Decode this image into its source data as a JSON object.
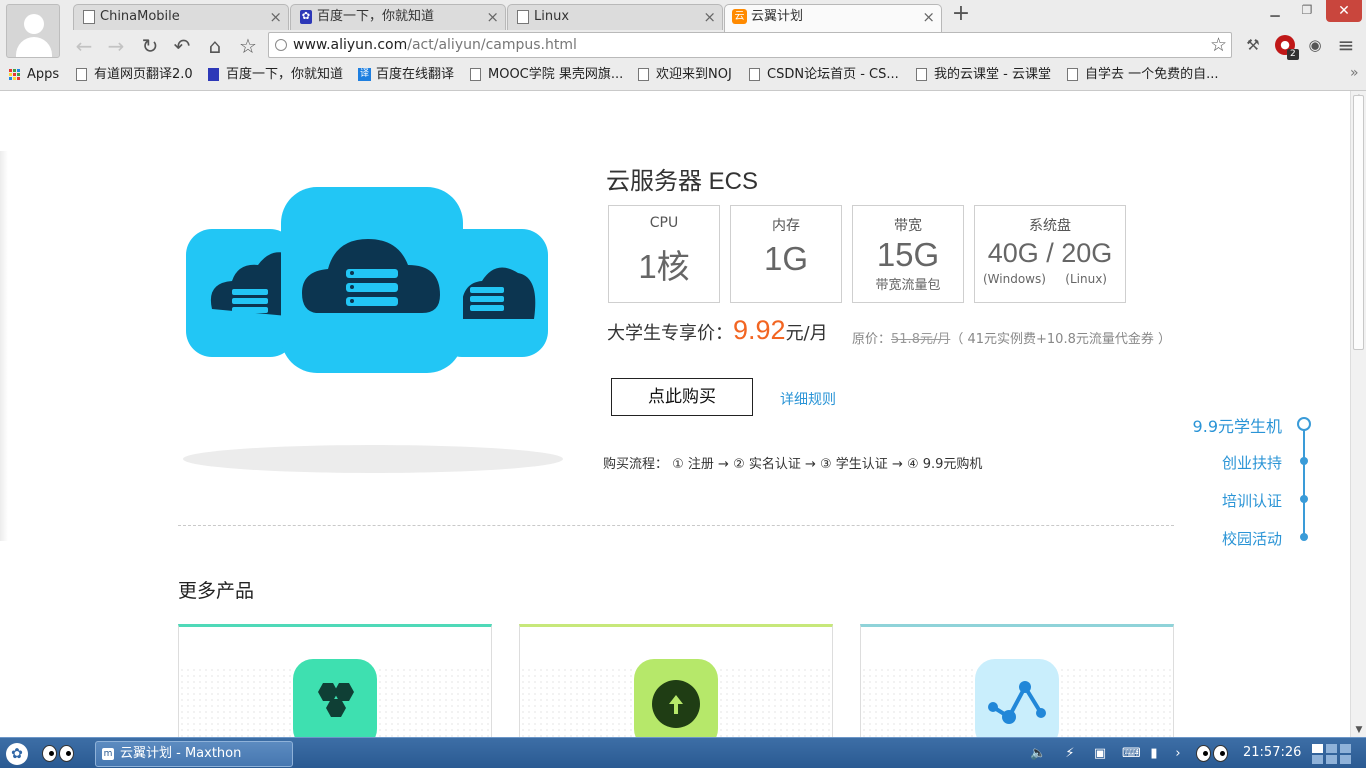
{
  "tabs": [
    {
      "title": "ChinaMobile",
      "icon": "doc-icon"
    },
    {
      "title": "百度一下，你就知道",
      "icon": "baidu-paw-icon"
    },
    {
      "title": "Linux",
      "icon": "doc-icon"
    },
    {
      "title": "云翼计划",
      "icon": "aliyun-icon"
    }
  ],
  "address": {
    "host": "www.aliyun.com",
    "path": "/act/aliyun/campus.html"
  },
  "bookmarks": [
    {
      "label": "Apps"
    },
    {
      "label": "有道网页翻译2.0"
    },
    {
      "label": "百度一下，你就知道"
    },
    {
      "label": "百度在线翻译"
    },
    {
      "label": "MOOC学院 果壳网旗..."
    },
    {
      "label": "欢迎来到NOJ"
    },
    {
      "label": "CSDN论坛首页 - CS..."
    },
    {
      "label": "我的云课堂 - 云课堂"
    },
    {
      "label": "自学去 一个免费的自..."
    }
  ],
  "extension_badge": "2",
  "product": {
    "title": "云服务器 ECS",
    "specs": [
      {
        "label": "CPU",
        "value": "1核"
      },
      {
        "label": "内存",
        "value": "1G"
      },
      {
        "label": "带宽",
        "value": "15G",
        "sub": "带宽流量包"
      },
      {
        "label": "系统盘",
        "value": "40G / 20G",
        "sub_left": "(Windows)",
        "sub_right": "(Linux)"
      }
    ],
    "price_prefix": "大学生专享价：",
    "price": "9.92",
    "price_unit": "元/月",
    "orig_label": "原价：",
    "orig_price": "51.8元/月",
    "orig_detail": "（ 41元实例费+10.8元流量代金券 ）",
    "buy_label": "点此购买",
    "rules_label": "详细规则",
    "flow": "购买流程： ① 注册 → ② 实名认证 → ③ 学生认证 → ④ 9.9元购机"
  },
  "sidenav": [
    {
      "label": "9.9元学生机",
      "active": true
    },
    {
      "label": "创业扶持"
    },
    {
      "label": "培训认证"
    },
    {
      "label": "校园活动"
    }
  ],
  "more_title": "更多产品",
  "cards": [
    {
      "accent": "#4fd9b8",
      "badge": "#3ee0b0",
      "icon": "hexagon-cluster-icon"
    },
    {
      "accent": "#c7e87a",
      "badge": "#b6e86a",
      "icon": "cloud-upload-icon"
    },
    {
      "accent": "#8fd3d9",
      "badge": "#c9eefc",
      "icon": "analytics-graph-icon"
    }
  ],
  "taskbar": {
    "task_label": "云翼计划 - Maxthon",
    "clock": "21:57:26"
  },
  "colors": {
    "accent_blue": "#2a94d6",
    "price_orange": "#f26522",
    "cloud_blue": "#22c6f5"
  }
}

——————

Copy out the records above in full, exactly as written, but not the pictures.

RESULT OF THIS TASK:
Decode this image into its source data as a JSON object.
{
  "tabs": [
    {
      "title": "ChinaMobile",
      "icon": "doc-icon"
    },
    {
      "title": "百度一下，你就知道",
      "icon": "baidu-paw-icon"
    },
    {
      "title": "Linux",
      "icon": "doc-icon"
    },
    {
      "title": "云翼计划",
      "icon": "aliyun-icon"
    }
  ],
  "address": {
    "host": "www.aliyun.com",
    "path": "/act/aliyun/campus.html"
  },
  "bookmarks": [
    {
      "label": "Apps"
    },
    {
      "label": "有道网页翻译2.0"
    },
    {
      "label": "百度一下，你就知道"
    },
    {
      "label": "百度在线翻译"
    },
    {
      "label": "MOOC学院 果壳网旗..."
    },
    {
      "label": "欢迎来到NOJ"
    },
    {
      "label": "CSDN论坛首页 - CS..."
    },
    {
      "label": "我的云课堂 - 云课堂"
    },
    {
      "label": "自学去 一个免费的自..."
    }
  ],
  "extension_badge": "2",
  "product": {
    "title": "云服务器 ECS",
    "specs": [
      {
        "label": "CPU",
        "value": "1核"
      },
      {
        "label": "内存",
        "value": "1G"
      },
      {
        "label": "带宽",
        "value": "15G",
        "sub": "带宽流量包"
      },
      {
        "label": "系统盘",
        "value": "40G / 20G",
        "sub_left": "(Windows)",
        "sub_right": "(Linux)"
      }
    ],
    "price_prefix": "大学生专享价：",
    "price": "9.92",
    "price_unit": "元/月",
    "orig_label": "原价：",
    "orig_price": "51.8元/月",
    "orig_detail": "（ 41元实例费+10.8元流量代金券 ）",
    "buy_label": "点此购买",
    "rules_label": "详细规则",
    "flow": "购买流程： ① 注册 → ② 实名认证 → ③ 学生认证 → ④ 9.9元购机"
  },
  "sidenav": [
    {
      "label": "9.9元学生机",
      "active": true
    },
    {
      "label": "创业扶持"
    },
    {
      "label": "培训认证"
    },
    {
      "label": "校园活动"
    }
  ],
  "more_title": "更多产品",
  "cards": [
    {
      "accent": "#4fd9b8",
      "badge": "#3ee0b0",
      "icon": "hexagon-cluster-icon"
    },
    {
      "accent": "#c7e87a",
      "badge": "#b6e86a",
      "icon": "cloud-upload-icon"
    },
    {
      "accent": "#8fd3d9",
      "badge": "#c9eefc",
      "icon": "analytics-graph-icon"
    }
  ],
  "taskbar": {
    "task_label": "云翼计划 - Maxthon",
    "clock": "21:57:26"
  },
  "colors": {
    "accent_blue": "#2a94d6",
    "price_orange": "#f26522",
    "cloud_blue": "#22c6f5"
  }
}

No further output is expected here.